Can we write our own vows?
The Church doesn’t allow couples to write their own wedding vows. The reason? The vows are the heart of the Rite of Marriage. The Catechism of the Catholic Church explains, “The Church holds the exchange of consent (vows) between the spouses to be the indispensable element that “makes the marriage.” If consent is lacking there is no marriage. There are several versions of the vows (written by the Church) that a couple can choose to say to one another.
Can I choose my own readings and music?
When it comes to the first, second, and Gospel readings, the Church has a select group of Scripture readings that they use; these readings specifically proclaim the Church’s faith about marriage, and are therefore the appropriate ones to use. The priest or deacon gives the couple the list of choices and allows them to choose the ones that resonate with them the most.

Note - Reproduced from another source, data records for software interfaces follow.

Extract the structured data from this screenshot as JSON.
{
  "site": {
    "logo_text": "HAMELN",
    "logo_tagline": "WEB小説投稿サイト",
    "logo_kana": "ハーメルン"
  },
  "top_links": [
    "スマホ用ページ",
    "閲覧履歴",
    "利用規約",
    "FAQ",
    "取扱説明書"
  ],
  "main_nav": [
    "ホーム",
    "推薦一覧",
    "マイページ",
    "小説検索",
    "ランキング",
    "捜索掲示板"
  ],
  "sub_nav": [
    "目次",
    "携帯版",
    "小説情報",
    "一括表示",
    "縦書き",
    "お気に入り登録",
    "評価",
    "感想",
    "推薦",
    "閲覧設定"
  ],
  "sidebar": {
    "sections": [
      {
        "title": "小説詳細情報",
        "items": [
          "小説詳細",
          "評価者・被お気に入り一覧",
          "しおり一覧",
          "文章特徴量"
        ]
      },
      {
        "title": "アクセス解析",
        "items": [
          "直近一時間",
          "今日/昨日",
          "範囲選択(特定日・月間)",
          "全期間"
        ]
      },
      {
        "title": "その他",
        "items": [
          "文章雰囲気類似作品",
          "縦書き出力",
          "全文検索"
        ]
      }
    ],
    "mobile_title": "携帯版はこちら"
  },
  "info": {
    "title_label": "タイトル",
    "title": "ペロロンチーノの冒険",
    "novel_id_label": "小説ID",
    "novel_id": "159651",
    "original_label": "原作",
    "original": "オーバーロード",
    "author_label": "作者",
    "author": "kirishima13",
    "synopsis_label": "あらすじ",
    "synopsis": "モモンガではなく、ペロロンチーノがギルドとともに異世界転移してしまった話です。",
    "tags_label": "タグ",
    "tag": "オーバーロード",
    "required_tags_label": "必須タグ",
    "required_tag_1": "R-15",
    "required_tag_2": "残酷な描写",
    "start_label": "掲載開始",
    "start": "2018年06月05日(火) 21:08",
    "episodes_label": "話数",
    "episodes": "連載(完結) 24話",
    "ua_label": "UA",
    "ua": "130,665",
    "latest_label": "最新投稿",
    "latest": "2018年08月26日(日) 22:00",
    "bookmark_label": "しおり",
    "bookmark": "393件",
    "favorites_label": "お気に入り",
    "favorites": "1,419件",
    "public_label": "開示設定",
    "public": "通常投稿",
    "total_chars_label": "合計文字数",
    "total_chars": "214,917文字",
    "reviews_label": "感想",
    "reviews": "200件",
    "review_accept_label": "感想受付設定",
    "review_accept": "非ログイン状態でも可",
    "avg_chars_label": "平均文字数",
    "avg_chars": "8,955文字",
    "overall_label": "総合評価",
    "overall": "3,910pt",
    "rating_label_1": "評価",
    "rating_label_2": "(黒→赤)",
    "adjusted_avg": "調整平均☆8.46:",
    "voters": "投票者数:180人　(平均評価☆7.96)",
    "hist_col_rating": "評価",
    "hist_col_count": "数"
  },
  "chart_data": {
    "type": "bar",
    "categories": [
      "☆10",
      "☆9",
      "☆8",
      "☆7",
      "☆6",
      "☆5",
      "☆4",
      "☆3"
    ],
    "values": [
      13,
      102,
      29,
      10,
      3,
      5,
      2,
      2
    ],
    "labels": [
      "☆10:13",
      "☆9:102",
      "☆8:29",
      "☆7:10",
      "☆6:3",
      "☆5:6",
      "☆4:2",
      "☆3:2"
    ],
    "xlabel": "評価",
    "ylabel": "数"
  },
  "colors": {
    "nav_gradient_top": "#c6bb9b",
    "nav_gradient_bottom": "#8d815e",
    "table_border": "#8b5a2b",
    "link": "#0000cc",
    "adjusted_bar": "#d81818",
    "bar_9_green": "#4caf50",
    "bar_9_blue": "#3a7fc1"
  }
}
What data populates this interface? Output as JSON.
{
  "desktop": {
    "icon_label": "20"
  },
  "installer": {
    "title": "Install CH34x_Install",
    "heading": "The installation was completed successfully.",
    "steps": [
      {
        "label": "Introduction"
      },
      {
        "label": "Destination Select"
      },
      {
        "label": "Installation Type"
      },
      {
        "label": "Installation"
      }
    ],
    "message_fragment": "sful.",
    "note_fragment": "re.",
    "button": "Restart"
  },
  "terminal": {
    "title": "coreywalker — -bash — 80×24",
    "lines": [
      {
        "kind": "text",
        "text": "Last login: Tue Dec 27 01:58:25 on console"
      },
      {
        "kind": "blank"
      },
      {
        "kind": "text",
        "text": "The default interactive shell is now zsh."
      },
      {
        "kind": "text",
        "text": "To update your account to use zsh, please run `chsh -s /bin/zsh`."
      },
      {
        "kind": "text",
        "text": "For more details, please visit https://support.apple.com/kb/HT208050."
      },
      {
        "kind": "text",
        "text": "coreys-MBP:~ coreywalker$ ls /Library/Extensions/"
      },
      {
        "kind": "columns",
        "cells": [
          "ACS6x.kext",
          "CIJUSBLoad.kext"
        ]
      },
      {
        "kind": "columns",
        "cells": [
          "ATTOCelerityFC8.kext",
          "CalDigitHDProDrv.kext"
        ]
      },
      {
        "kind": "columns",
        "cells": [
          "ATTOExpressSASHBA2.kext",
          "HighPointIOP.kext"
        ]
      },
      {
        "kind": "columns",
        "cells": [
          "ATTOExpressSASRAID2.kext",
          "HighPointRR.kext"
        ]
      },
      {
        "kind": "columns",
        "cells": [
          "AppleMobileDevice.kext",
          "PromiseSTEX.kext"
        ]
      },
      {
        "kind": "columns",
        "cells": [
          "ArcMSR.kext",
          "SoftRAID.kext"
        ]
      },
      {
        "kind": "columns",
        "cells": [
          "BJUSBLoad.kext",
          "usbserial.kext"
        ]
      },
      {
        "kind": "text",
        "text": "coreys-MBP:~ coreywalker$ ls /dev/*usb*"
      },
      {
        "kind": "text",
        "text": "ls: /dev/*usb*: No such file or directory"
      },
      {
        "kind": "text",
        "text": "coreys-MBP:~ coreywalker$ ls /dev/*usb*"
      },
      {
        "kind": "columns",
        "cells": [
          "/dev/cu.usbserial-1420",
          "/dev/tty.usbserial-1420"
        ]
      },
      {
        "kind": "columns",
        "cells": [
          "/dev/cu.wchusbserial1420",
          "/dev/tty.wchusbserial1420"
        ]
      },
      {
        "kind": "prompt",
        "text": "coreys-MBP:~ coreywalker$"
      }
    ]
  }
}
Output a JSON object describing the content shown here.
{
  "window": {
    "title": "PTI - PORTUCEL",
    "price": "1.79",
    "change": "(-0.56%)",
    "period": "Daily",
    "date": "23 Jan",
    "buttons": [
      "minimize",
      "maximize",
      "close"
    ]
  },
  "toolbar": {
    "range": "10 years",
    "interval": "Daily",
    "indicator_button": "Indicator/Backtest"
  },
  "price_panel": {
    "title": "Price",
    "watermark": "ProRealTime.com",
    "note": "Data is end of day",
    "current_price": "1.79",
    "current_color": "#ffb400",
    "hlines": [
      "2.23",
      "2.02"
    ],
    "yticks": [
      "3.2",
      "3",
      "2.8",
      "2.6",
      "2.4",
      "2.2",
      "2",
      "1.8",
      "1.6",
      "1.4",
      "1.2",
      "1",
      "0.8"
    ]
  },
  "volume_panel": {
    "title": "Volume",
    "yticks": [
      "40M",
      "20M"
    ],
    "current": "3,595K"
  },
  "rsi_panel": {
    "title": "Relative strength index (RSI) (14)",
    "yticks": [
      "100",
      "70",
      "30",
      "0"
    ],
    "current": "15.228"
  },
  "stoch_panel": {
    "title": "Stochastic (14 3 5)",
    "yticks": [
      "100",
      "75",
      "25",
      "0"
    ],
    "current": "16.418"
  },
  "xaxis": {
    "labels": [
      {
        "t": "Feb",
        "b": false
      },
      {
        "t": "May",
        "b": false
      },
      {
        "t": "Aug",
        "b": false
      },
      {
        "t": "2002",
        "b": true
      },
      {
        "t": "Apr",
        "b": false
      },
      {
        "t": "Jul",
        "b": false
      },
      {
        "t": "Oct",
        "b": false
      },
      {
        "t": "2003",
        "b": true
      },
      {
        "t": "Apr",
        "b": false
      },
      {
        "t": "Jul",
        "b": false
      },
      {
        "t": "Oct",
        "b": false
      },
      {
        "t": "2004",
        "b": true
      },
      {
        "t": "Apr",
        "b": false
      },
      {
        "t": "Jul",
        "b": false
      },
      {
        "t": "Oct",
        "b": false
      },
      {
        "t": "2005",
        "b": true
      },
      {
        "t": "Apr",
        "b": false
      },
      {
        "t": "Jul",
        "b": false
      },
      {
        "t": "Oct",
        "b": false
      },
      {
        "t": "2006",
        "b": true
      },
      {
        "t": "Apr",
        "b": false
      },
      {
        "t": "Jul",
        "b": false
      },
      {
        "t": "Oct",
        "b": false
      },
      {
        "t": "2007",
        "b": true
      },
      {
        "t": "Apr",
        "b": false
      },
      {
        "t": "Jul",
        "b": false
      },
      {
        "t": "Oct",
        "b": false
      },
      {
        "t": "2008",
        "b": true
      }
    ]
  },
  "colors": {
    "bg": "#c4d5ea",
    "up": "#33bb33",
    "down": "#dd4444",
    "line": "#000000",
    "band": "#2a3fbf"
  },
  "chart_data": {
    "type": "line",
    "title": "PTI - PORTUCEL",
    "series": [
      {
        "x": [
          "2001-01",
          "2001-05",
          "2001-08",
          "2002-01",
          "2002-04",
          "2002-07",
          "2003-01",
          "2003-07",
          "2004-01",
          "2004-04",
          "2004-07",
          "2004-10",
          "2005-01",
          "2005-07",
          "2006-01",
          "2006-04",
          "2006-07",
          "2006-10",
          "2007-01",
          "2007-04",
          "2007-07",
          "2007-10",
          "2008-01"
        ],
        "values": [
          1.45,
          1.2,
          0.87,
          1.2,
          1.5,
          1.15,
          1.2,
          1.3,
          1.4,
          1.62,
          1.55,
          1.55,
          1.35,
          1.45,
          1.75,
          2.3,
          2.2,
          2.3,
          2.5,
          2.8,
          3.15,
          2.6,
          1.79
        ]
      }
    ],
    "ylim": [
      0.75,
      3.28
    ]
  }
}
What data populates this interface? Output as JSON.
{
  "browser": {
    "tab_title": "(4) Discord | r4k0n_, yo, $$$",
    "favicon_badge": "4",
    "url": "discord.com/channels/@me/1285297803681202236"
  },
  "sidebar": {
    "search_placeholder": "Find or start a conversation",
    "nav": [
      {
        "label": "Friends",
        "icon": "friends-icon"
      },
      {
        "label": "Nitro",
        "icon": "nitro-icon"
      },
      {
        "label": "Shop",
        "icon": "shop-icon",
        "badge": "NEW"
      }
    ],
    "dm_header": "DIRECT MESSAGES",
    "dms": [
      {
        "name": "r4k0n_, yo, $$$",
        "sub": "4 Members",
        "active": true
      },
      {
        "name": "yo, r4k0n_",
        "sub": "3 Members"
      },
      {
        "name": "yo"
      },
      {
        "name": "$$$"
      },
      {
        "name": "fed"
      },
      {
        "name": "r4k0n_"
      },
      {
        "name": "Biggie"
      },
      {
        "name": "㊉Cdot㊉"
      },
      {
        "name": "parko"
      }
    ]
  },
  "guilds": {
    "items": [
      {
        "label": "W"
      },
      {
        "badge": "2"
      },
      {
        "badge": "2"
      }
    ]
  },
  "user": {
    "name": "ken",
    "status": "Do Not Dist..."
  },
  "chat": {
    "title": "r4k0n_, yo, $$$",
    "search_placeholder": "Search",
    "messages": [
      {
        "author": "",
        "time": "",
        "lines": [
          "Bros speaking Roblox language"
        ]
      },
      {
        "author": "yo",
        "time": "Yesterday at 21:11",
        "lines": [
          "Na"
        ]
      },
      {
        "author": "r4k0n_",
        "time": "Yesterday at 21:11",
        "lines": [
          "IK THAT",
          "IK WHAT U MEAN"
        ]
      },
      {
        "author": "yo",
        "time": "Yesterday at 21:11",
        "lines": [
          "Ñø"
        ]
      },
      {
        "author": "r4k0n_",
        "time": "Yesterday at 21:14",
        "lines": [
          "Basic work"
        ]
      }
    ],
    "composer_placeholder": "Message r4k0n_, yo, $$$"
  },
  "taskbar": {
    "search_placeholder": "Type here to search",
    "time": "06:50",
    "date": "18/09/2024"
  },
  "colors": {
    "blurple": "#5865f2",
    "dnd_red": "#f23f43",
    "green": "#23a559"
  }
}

When it comes to music, as previously mentioned, the marriage ceremony is a sacred one, and the liturgical music (as well as everything else) should reflect the sacredness of the occasion. If the couple has a special song or music they’d like to use, they should speak to the priest who will be marrying them to make sure the music is appropriate.
Catholic Weddings & procession leeway
Many couples are surprised to learn that they have options when it comes to organizing the procession into the church. Since the bride and groom are both freely and equally entering the marriage, if they choose, they can walk in together, or meet halfway and proceed down the aisle side-by-side. It all comes down to personal preference.
How can I involve family and friends?
One way to involve family and friends in your religious ceremony is to have them read the prayer of the faithful and the readings. The bride and groom can come up with their special petitions to be read during the prayer of the faithful. Family members can also present the gifts to the altar, and of course, be part of the wedding party (groomsmen, bridesmaids, ring bearer, etc.). Contrary to popular belief, bridal attendants and family and friends taking part in the celebration do not have to be Catholic. They just won’t be able to receive the Eucharist. Can I incorporate cultural customs such as the rosary lasso?
It depends. As long as the custom isn’t too distracting and is religious-based, it may be allowed. Check with your priest to discuss possible ways to incorporate the custom into your ceremony.
Catholic gifts and favors
To help a married couple remember their spiritual union and journey ahead, consider incorporating a religious-themed item as part of their gift. Anything from statues and wall plaques to home décor and a personalized bible make meaningful and unique gifts. If you’d like to thank your guests for taking part in your special day with a small token, consider passing out religious-themed party favors. Prayer cards, small rosaries, or keyrings take up little space and are favors your guests can actually use.
Don’t forget to share these Dos And Don’ts for Catholic Weddings with those getting married.Pin It